### Records supplied
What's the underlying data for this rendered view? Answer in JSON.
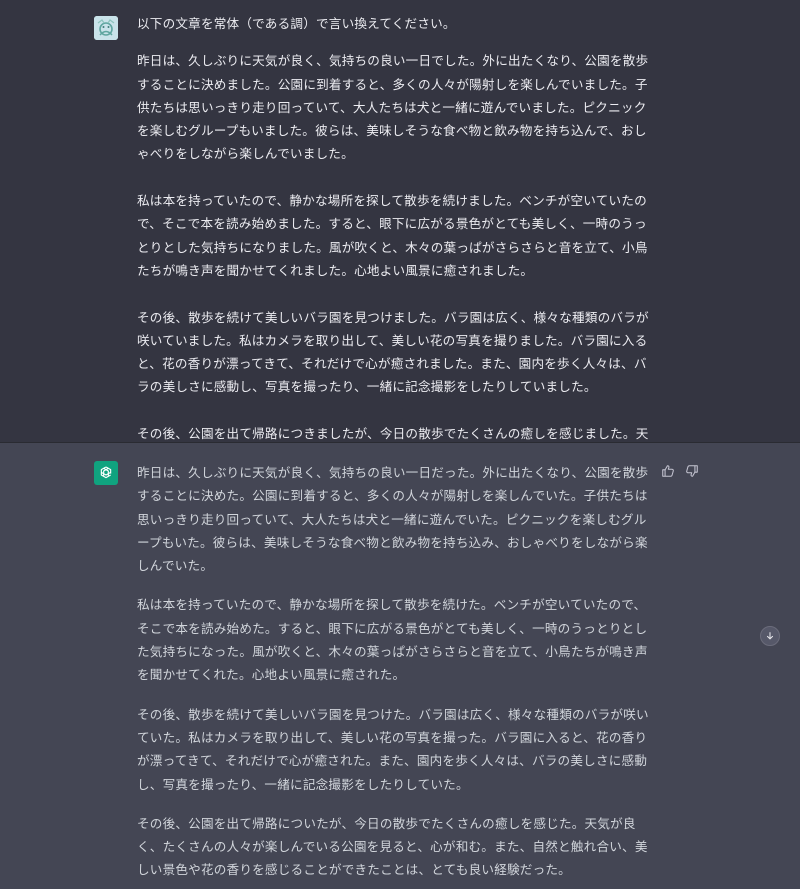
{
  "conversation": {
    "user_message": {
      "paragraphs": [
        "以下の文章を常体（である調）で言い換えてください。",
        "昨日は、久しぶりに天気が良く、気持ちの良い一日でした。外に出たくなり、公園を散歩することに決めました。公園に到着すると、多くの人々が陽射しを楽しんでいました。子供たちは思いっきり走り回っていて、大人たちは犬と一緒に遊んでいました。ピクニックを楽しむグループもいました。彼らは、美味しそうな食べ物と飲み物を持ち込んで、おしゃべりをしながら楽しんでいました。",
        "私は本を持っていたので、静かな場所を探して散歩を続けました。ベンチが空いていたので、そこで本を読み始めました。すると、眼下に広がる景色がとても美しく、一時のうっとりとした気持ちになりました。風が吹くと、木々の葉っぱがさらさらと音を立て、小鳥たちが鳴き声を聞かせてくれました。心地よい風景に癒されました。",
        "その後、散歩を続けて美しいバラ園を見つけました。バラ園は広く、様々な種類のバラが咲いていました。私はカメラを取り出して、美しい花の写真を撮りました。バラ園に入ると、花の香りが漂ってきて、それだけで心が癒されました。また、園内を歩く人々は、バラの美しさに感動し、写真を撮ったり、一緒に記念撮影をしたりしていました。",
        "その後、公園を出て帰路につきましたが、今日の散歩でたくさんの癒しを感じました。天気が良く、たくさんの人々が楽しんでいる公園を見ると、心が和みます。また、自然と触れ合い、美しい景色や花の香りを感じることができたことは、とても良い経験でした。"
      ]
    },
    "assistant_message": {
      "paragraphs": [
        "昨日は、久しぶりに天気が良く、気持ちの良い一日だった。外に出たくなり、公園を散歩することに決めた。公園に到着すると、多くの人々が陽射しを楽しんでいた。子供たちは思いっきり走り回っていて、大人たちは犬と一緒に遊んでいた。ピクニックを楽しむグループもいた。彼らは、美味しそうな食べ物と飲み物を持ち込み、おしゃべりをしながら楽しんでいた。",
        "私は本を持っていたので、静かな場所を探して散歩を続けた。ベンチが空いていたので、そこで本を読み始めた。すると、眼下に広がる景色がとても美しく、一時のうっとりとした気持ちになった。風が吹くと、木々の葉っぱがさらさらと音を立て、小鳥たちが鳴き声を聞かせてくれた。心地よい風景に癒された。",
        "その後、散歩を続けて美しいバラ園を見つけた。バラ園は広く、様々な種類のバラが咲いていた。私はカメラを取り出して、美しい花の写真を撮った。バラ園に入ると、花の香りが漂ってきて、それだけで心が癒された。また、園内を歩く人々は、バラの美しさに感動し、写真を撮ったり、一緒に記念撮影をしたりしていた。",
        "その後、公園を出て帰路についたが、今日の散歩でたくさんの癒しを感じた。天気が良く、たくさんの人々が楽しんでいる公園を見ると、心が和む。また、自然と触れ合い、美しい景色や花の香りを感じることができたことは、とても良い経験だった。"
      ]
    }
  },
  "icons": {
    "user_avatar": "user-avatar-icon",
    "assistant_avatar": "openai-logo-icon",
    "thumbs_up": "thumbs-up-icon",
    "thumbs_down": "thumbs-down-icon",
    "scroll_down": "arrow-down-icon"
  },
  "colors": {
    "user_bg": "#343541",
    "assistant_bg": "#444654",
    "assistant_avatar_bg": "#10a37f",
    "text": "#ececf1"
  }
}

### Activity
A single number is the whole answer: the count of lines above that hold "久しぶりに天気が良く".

### Expected answer
2